Task goal — The data below is to be retyped exactly, line by line.

===== The data

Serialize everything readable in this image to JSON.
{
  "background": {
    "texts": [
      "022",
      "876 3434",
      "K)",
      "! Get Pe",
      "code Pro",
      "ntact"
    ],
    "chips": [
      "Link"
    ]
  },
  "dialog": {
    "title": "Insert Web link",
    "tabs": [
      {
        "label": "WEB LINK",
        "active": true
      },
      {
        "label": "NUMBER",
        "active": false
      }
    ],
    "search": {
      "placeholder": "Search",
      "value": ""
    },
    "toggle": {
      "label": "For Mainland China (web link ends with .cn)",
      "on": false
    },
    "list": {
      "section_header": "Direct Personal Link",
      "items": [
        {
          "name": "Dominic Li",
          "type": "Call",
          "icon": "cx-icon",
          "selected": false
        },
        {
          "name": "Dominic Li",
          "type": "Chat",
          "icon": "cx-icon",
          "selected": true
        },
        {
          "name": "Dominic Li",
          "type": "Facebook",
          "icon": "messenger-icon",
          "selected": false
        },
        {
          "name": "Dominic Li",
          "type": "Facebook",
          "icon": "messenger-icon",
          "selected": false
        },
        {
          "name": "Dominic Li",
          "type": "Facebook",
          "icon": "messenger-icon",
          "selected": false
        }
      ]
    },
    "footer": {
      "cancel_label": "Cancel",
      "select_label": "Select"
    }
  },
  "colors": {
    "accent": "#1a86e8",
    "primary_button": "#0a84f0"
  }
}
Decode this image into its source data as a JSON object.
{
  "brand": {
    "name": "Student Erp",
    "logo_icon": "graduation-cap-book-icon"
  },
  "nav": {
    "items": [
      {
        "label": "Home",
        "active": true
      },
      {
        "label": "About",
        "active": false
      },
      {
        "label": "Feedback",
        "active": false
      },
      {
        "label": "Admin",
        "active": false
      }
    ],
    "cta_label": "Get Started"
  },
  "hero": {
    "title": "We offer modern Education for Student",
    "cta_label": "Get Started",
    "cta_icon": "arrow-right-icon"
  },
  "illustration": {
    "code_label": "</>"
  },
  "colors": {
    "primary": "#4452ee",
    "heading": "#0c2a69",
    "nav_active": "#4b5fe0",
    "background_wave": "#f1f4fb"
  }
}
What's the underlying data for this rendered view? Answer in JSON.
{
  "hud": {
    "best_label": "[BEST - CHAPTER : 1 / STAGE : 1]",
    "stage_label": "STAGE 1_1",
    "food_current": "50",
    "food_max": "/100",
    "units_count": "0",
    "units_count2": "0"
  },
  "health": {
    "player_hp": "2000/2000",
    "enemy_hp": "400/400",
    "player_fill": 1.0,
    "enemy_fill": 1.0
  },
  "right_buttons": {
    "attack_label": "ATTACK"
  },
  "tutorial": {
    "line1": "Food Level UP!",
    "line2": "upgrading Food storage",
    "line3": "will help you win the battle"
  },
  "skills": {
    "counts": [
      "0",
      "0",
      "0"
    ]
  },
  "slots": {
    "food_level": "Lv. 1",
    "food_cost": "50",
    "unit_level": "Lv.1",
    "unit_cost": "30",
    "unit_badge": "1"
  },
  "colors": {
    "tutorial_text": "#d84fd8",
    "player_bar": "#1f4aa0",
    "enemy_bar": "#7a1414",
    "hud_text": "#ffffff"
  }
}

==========

Task answer —
Serialize everything readable in this image to JSON.
{
  "background": {
    "texts": [
      "022",
      "876 3434",
      "K)",
      "! Get Pe",
      "code Pro",
      "ntact"
    ],
    "chips": [
      "Link"
    ]
  },
  "dialog": {
    "title": "Insert Web link",
    "tabs": [
      {
        "label": "WEB LINK",
        "active": true
      },
      {
        "label": "NUMBER",
        "active": false
      }
    ],
    "search": {
      "placeholder": "Search",
      "value": ""
    },
    "toggle": {
      "label": "For Mainland China (web link ends with .cn)",
      "on": false
    },
    "list": {
      "section_header": "Direct Personal Link",
      "items": [
        {
          "name": "Dominic Li",
          "type": "Call",
          "icon": "cx-icon",
          "selected": false
        },
        {
          "name": "Dominic Li",
          "type": "Chat",
          "icon": "cx-icon",
          "selected": true
        },
        {
          "name": "Dominic Li",
          "type": "Facebook",
          "icon": "messenger-icon",
          "selected": false
        },
        {
          "name": "Dominic Li",
          "type": "Facebook",
          "icon": "messenger-icon",
          "selected": false
        },
        {
          "name": "Dominic Li",
          "type": "Facebook",
          "icon": "messenger-icon",
          "selected": false
        }
      ]
    },
    "footer": {
      "cancel_label": "Cancel",
      "select_label": "Select"
    }
  },
  "colors": {
    "accent": "#1a86e8",
    "primary_button": "#0a84f0"
  }
}
Decode this image into its source data as a JSON object.
{
  "brand": {
    "name": "Student Erp",
    "logo_icon": "graduation-cap-book-icon"
  },
  "nav": {
    "items": [
      {
        "label": "Home",
        "active": true
      },
      {
        "label": "About",
        "active": false
      },
      {
        "label": "Feedback",
        "active": false
      },
      {
        "label": "Admin",
        "active": false
      }
    ],
    "cta_label": "Get Started"
  },
  "hero": {
    "title": "We offer modern Education for Student",
    "cta_label": "Get Started",
    "cta_icon": "arrow-right-icon"
  },
  "illustration": {
    "code_label": "</>"
  },
  "colors": {
    "primary": "#4452ee",
    "heading": "#0c2a69",
    "nav_active": "#4b5fe0",
    "background_wave": "#f1f4fb"
  }
}
What's the underlying data for this rendered view? Answer in JSON.
{
  "hud": {
    "best_label": "[BEST - CHAPTER : 1 / STAGE : 1]",
    "stage_label": "STAGE 1_1",
    "food_current": "50",
    "food_max": "/100",
    "units_count": "0",
    "units_count2": "0"
  },
  "health": {
    "player_hp": "2000/2000",
    "enemy_hp": "400/400",
    "player_fill": 1.0,
    "enemy_fill": 1.0
  },
  "right_buttons": {
    "attack_label": "ATTACK"
  },
  "tutorial": {
    "line1": "Food Level UP!",
    "line2": "upgrading Food storage",
    "line3": "will help you win the battle"
  },
  "skills": {
    "counts": [
      "0",
      "0",
      "0"
    ]
  },
  "slots": {
    "food_level": "Lv. 1",
    "food_cost": "50",
    "unit_level": "Lv.1",
    "unit_cost": "30",
    "unit_badge": "1"
  },
  "colors": {
    "tutorial_text": "#d84fd8",
    "player_bar": "#1f4aa0",
    "enemy_bar": "#7a1414",
    "hud_text": "#ffffff"
  }
}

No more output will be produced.